- Work order -
Each line of data below is to be returned exactly, leaving out any picture.

- Given entries -

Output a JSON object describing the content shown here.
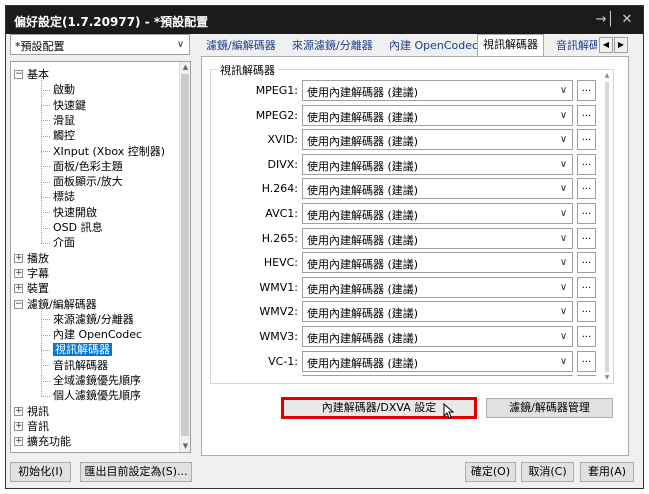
{
  "window": {
    "title": "偏好設定(1.7.20977) - *預設配置",
    "pin_icon": "pin-icon",
    "close_icon": "close-icon"
  },
  "preset": {
    "value": "*預設配置"
  },
  "tree": [
    {
      "label": "基本",
      "level": 0,
      "expander": "−"
    },
    {
      "label": "啟動",
      "level": 1
    },
    {
      "label": "快速鍵",
      "level": 1
    },
    {
      "label": "滑鼠",
      "level": 1
    },
    {
      "label": "觸控",
      "level": 1
    },
    {
      "label": "XInput (Xbox 控制器)",
      "level": 1
    },
    {
      "label": "面板/色彩主題",
      "level": 1
    },
    {
      "label": "面板顯示/放大",
      "level": 1
    },
    {
      "label": "標誌",
      "level": 1
    },
    {
      "label": "快速開啟",
      "level": 1
    },
    {
      "label": "OSD 訊息",
      "level": 1
    },
    {
      "label": "介面",
      "level": 1
    },
    {
      "label": "播放",
      "level": 0,
      "expander": "+"
    },
    {
      "label": "字幕",
      "level": 0,
      "expander": "+"
    },
    {
      "label": "裝置",
      "level": 0,
      "expander": "+"
    },
    {
      "label": "濾鏡/編解碼器",
      "level": 0,
      "expander": "−"
    },
    {
      "label": "來源濾鏡/分離器",
      "level": 1
    },
    {
      "label": "內建 OpenCodec",
      "level": 1
    },
    {
      "label": "視訊解碼器",
      "level": 1,
      "selected": true
    },
    {
      "label": "音訊解碼器",
      "level": 1
    },
    {
      "label": "全域濾鏡優先順序",
      "level": 1
    },
    {
      "label": "個人濾鏡優先順序",
      "level": 1
    },
    {
      "label": "視訊",
      "level": 0,
      "expander": "+"
    },
    {
      "label": "音訊",
      "level": 0,
      "expander": "+"
    },
    {
      "label": "擴充功能",
      "level": 0,
      "expander": "+"
    }
  ],
  "tabs": [
    {
      "label": "濾鏡/編解碼器",
      "active": false
    },
    {
      "label": "來源濾鏡/分離器",
      "active": false
    },
    {
      "label": "內建 OpenCodec",
      "active": false
    },
    {
      "label": "視訊解碼器",
      "active": true
    },
    {
      "label": "音訊解碼器",
      "active": false
    }
  ],
  "group_label": "視訊解碼器",
  "decoders": [
    {
      "codec": "MPEG1:",
      "value": "使用內建解碼器 (建議)"
    },
    {
      "codec": "MPEG2:",
      "value": "使用內建解碼器 (建議)"
    },
    {
      "codec": "XVID:",
      "value": "使用內建解碼器 (建議)"
    },
    {
      "codec": "DIVX:",
      "value": "使用內建解碼器 (建議)"
    },
    {
      "codec": "H.264:",
      "value": "使用內建解碼器 (建議)"
    },
    {
      "codec": "AVC1:",
      "value": "使用內建解碼器 (建議)"
    },
    {
      "codec": "H.265:",
      "value": "使用內建解碼器 (建議)"
    },
    {
      "codec": "HEVC:",
      "value": "使用內建解碼器 (建議)"
    },
    {
      "codec": "WMV1:",
      "value": "使用內建解碼器 (建議)"
    },
    {
      "codec": "WMV2:",
      "value": "使用內建解碼器 (建議)"
    },
    {
      "codec": "WMV3:",
      "value": "使用內建解碼器 (建議)"
    },
    {
      "codec": "VC-1:",
      "value": "使用內建解碼器 (建議)"
    },
    {
      "codec": "",
      "value": ""
    }
  ],
  "more_label": "...",
  "buttons": {
    "dxva": "內建解碼器/DXVA 設定",
    "filter_mgr": "濾鏡/解碼器管理",
    "reset": "初始化(I)",
    "export": "匯出目前設定為(S)...",
    "ok": "確定(O)",
    "cancel": "取消(C)",
    "apply": "套用(A)"
  },
  "colors": {
    "selection": "#0078d7",
    "highlight_box": "#e00000",
    "titlebar": "#1b1b1b"
  }
}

- Solved exercise -
Output a JSON object describing the content shown here.
{
  "window": {
    "title": "偏好設定(1.7.20977) - *預設配置",
    "pin_icon": "pin-icon",
    "close_icon": "close-icon"
  },
  "preset": {
    "value": "*預設配置"
  },
  "tree": [
    {
      "label": "基本",
      "level": 0,
      "expander": "−"
    },
    {
      "label": "啟動",
      "level": 1
    },
    {
      "label": "快速鍵",
      "level": 1
    },
    {
      "label": "滑鼠",
      "level": 1
    },
    {
      "label": "觸控",
      "level": 1
    },
    {
      "label": "XInput (Xbox 控制器)",
      "level": 1
    },
    {
      "label": "面板/色彩主題",
      "level": 1
    },
    {
      "label": "面板顯示/放大",
      "level": 1
    },
    {
      "label": "標誌",
      "level": 1
    },
    {
      "label": "快速開啟",
      "level": 1
    },
    {
      "label": "OSD 訊息",
      "level": 1
    },
    {
      "label": "介面",
      "level": 1
    },
    {
      "label": "播放",
      "level": 0,
      "expander": "+"
    },
    {
      "label": "字幕",
      "level": 0,
      "expander": "+"
    },
    {
      "label": "裝置",
      "level": 0,
      "expander": "+"
    },
    {
      "label": "濾鏡/編解碼器",
      "level": 0,
      "expander": "−"
    },
    {
      "label": "來源濾鏡/分離器",
      "level": 1
    },
    {
      "label": "內建 OpenCodec",
      "level": 1
    },
    {
      "label": "視訊解碼器",
      "level": 1,
      "selected": true
    },
    {
      "label": "音訊解碼器",
      "level": 1
    },
    {
      "label": "全域濾鏡優先順序",
      "level": 1
    },
    {
      "label": "個人濾鏡優先順序",
      "level": 1
    },
    {
      "label": "視訊",
      "level": 0,
      "expander": "+"
    },
    {
      "label": "音訊",
      "level": 0,
      "expander": "+"
    },
    {
      "label": "擴充功能",
      "level": 0,
      "expander": "+"
    }
  ],
  "tabs": [
    {
      "label": "濾鏡/編解碼器",
      "active": false
    },
    {
      "label": "來源濾鏡/分離器",
      "active": false
    },
    {
      "label": "內建 OpenCodec",
      "active": false
    },
    {
      "label": "視訊解碼器",
      "active": true
    },
    {
      "label": "音訊解碼器",
      "active": false
    }
  ],
  "group_label": "視訊解碼器",
  "decoders": [
    {
      "codec": "MPEG1:",
      "value": "使用內建解碼器 (建議)"
    },
    {
      "codec": "MPEG2:",
      "value": "使用內建解碼器 (建議)"
    },
    {
      "codec": "XVID:",
      "value": "使用內建解碼器 (建議)"
    },
    {
      "codec": "DIVX:",
      "value": "使用內建解碼器 (建議)"
    },
    {
      "codec": "H.264:",
      "value": "使用內建解碼器 (建議)"
    },
    {
      "codec": "AVC1:",
      "value": "使用內建解碼器 (建議)"
    },
    {
      "codec": "H.265:",
      "value": "使用內建解碼器 (建議)"
    },
    {
      "codec": "HEVC:",
      "value": "使用內建解碼器 (建議)"
    },
    {
      "codec": "WMV1:",
      "value": "使用內建解碼器 (建議)"
    },
    {
      "codec": "WMV2:",
      "value": "使用內建解碼器 (建議)"
    },
    {
      "codec": "WMV3:",
      "value": "使用內建解碼器 (建議)"
    },
    {
      "codec": "VC-1:",
      "value": "使用內建解碼器 (建議)"
    },
    {
      "codec": "",
      "value": ""
    }
  ],
  "more_label": "...",
  "buttons": {
    "dxva": "內建解碼器/DXVA 設定",
    "filter_mgr": "濾鏡/解碼器管理",
    "reset": "初始化(I)",
    "export": "匯出目前設定為(S)...",
    "ok": "確定(O)",
    "cancel": "取消(C)",
    "apply": "套用(A)"
  },
  "colors": {
    "selection": "#0078d7",
    "highlight_box": "#e00000",
    "titlebar": "#1b1b1b"
  }
}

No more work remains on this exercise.